Scientists regularly draw ideas from the natural world in a bid to improve robotic performance, and when it comes to soft robots that swim, motion in the ocean is a rich source of inspiration. The latest creation to emerge in this space is a soft robot modeled on the manta ray that mimics the butterfly stroke in humans to move through the water with unparalleled speed.
They developed two types of butterfly bots: one that can reach a speed of 3.74 body lengths per second, which is 4.8 times faster than the reported fastest flapping soft swimmer, and the other with sideways maneuverability, one that can take sharp turns to the left or right with a high turning speed of 157 °/sec and move at a speed of 1.7 body lengths per second.
The soft robotic swimmer can achieve a higher Strouhal number between 0.2 and 0.4 for efficient propulsion, which is used to assess the energy efficiency of flying and swimming animals relating to forward speed, amplitude, and flapping frequency, while its value varies between 0.25 and 0.35 for flapping foils.
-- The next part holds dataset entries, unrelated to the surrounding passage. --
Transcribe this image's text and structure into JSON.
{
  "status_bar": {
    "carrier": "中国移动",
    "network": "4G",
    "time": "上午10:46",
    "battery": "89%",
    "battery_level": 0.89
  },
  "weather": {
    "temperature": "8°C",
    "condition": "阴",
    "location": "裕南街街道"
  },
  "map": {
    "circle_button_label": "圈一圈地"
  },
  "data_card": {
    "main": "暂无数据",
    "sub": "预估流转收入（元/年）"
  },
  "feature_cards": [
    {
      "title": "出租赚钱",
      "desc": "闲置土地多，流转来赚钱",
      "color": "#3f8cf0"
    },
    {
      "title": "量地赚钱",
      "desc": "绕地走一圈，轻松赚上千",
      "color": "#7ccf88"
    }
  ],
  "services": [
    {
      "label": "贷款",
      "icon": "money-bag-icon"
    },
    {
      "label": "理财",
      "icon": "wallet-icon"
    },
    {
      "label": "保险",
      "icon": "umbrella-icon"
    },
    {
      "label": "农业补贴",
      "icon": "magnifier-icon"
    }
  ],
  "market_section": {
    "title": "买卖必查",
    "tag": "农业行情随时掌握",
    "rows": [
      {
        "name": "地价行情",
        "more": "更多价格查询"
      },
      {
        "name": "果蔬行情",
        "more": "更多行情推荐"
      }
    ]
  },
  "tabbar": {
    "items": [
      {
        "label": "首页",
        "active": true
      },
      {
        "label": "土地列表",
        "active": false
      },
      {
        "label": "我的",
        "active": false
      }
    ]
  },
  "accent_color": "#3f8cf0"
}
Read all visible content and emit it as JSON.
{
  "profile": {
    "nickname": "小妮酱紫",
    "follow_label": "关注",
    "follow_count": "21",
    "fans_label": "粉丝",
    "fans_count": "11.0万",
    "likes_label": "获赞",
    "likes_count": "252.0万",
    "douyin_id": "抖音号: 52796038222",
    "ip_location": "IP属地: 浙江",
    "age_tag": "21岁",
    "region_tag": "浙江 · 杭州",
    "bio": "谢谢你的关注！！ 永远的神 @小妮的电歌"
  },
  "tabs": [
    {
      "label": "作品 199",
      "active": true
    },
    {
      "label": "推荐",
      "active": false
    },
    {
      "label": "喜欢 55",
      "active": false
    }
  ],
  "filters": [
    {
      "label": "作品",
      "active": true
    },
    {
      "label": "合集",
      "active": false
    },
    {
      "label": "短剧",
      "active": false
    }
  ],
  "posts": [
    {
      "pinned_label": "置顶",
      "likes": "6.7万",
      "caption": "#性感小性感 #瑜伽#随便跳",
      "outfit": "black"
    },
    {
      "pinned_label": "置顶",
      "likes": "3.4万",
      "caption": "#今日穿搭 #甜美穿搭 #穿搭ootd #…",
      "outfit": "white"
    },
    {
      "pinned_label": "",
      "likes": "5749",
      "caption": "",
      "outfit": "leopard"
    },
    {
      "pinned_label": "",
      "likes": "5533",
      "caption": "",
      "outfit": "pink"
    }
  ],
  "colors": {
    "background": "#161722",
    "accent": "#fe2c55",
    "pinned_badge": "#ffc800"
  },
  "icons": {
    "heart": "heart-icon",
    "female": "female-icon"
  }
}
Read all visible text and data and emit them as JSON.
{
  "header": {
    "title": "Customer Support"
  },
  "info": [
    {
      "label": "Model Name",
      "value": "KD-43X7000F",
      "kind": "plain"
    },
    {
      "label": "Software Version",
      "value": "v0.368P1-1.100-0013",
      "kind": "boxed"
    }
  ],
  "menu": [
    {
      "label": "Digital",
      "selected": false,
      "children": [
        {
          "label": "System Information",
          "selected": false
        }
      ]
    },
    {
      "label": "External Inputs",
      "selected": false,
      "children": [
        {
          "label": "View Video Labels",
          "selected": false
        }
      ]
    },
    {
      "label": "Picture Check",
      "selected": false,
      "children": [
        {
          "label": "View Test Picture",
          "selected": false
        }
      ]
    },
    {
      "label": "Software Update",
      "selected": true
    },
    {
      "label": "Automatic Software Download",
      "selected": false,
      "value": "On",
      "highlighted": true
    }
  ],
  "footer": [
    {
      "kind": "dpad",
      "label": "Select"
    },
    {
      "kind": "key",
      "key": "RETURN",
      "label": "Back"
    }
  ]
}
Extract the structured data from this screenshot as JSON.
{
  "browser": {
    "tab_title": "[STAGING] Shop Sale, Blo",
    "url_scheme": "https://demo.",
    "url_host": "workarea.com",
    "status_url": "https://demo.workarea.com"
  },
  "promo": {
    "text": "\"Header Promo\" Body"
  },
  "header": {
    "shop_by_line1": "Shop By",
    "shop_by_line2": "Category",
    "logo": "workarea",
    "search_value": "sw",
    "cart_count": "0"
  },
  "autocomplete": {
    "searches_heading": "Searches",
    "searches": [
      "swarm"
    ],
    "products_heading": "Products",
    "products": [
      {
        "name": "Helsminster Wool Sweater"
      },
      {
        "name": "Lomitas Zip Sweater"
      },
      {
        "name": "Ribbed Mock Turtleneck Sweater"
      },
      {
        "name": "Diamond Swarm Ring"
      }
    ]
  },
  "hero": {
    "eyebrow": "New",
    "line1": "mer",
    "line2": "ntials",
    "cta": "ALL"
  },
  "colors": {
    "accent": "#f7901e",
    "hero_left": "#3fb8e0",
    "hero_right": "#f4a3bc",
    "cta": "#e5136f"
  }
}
The swimming bots weigh only 2.8 g.
The two variations are achieved with a different number of drive units attached to the wings. While the faster robot is attached to one drive unit to give it a better speed with restricted sideways movement, the maneuverable bot is equipped with two drive units so that only one of its wings can be activated for it to take a sideways turn.
Although the prototype provides a promising proof of concept, it is not without limitations. For butterfly bots, the central body is tethered with pumping tubes, adding significant weight to the body. He said they are working to improvise it into an untethered and autonomous one.